Companies who hire report their employees with disabilities have better retention rates, reducing the high cost of turnover.  Other surveys show the retention rate after one year of employment for those workers is 85%.


  • The U.S. Surgeon General reports 10 percent of children and adolescents in the United States have serious emotional and mental disorders causing significant problems in school and with peers.
  • Only 9% of children who have delays at 9 months receive early intervention and at 24 months only 12% (NETAC, 2011).


  • Persons with disabilities are more likely to be victims of violence, according to a 2004 study, and less likely to obtain police intervention, legal protection or preventive care.
  • Research indicates that violence against children with disabilities occurs at annual rates at least 1.7 times greater than for their peers without disabilities.
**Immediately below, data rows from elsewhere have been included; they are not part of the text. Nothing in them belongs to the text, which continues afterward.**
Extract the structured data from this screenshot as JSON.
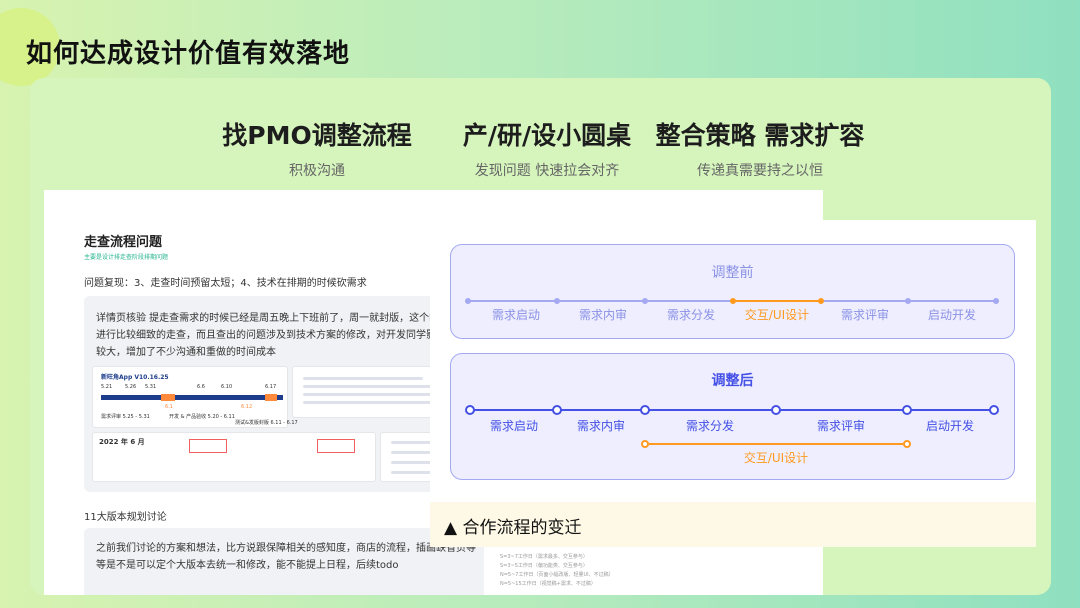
{
  "page_title": "如何达成设计价值有效落地",
  "columns": [
    {
      "heading": "找PMO调整流程",
      "sub": "积极沟通"
    },
    {
      "heading": "产/研/设小圆桌",
      "sub": "发现问题 快速拉会对齐"
    },
    {
      "heading": "整合策略 需求扩容",
      "sub": "传递真需要持之以恒"
    }
  ],
  "doc": {
    "title": "走查流程问题",
    "subtitle": "主要是设计排走查阶段排期问题",
    "problem": "问题复现：3、走查时间预留太短；4、技术在排期的时候砍需求",
    "detail": "详情页核验 提走查需求的时候已经是周五晚上下班前了，周一就封版，这个时间进行比较细致的走查，而且查出的问题涉及到技术方案的修改，对开发同学影响比较大，增加了不少沟通和重做的时间成本",
    "timeline_title": "新旺角App V10.16.25",
    "timeline_labels": [
      "5.21",
      "5.26",
      "5.31",
      "6.1",
      "6.6",
      "6.10",
      "6.12",
      "6.17"
    ],
    "timeline_phases": [
      "需求评审 5.25 - 5.31",
      "开发 & 产品验收 5.20 - 6.11",
      "测试&发版封版 6.11 - 6.17"
    ],
    "calendar_title": "2022 年 6 月",
    "section2": "11大版本规划讨论",
    "section2_text": "之前我们讨论的方案和想法，比方说跟保障相关的感知度，商店的流程，插画缺省页等等是不是可以定个大版本去统一和修改，能不能提上日程，后续todo",
    "faint_lines": [
      "S=3~7工作日（需求最多、交互参与）",
      "S=3~5工作日（偏功能类、交互参与）",
      "N=5~7工作日（页面小幅改版、轻量UI、不过稿）",
      "N=5~15工作日（视觉稿+需求、不过稿）"
    ]
  },
  "flow": {
    "before_title": "调整前",
    "before_steps": [
      "需求启动",
      "需求内审",
      "需求分发",
      "交互/UI设计",
      "需求评审",
      "启动开发"
    ],
    "after_title": "调整后",
    "after_steps": [
      "需求启动",
      "需求内审",
      "需求分发",
      "需求评审",
      "启动开发"
    ],
    "after_parallel": "交互/UI设计",
    "caption": "▲ 合作流程的变迁"
  },
  "colors": {
    "accent_orange": "#ff9a1f",
    "flow_blue": "#4450e6",
    "faint_blue": "#a4a9f2",
    "faint_label": "#8b92e6"
  }
}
In 2021 the average person receiving supplemental security income (a program for individuals with disabilities in need) paid 128% of their monthly income to rent a one bedroom unit (TAC).

Since 1998, the housing affordability gap for people with disabilities has almost doubled as the cost of rental property has increased (Priced Out, 2010).
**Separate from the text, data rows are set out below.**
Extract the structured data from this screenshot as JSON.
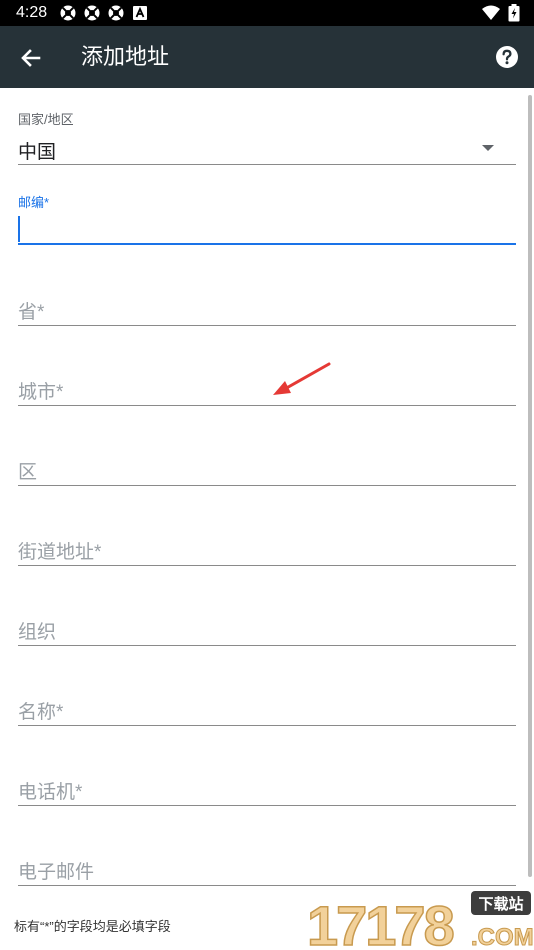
{
  "status_bar": {
    "time": "4:28",
    "icons": [
      "notification-icon",
      "notification-icon",
      "notification-icon",
      "a-icon",
      "wifi-icon",
      "battery-icon"
    ]
  },
  "app_bar": {
    "title": "添加地址",
    "back_icon": "back-arrow-icon",
    "help_icon": "help-icon",
    "color": "#263238"
  },
  "form": {
    "country": {
      "label": "国家/地区",
      "value": "中国"
    },
    "postal_code": {
      "label": "邮编*",
      "value": ""
    },
    "province": {
      "placeholder": "省*"
    },
    "city": {
      "placeholder": "城市*"
    },
    "district": {
      "placeholder": "区"
    },
    "street": {
      "placeholder": "街道地址*"
    },
    "organization": {
      "placeholder": "组织"
    },
    "name": {
      "placeholder": "名称*"
    },
    "phone": {
      "placeholder": "电话机*"
    },
    "email": {
      "placeholder": "电子邮件"
    }
  },
  "footer": {
    "note": "标有“*”的字段均是必填字段"
  },
  "watermark": {
    "main": "17178",
    "badge": "下载站",
    "sub": ".COM"
  },
  "accent_color": "#1a73e8"
}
Unfortunately, in the state and across the nation, the funding does not match the need.

  • The National Association of State Mental Health Program Directors Research Institute reported in February 2010 that 50% of states have cut mental health services and reduced the number of people served during the recession.  Indiana cut $4.1 million since 2009.
  • Since 2009, there has been an approximate 20% reduction in services for people currently in services funded by the Medicaid Waiver, a program that provides community based non-institutional supports to help them live at home with their families or move into supported living arrangements within the community.  Without these supports, these individuals could be forced into nursing homes or other more expensive living options.
  • Without treatment the consequences of mental illness for the individual and society are staggering: unnecessary disability, unemployment, substance abuse, homelessness, inappropriate incarceration, suicide and wasted lives; The economic cost of untreated mental illness is more than 100 billion dollars each year in the United States.
  • Studies have shown that early intervention for children with developmental disabilities leads to gains in all areas and reduces the likelihood of the need for special education services (National Technical Assistance Center, 2011).

Learn how you can help LIFEDesigns continue to provide these much needed services to our clients with disabilities for years to come: go to our SUPPORT page to find out more.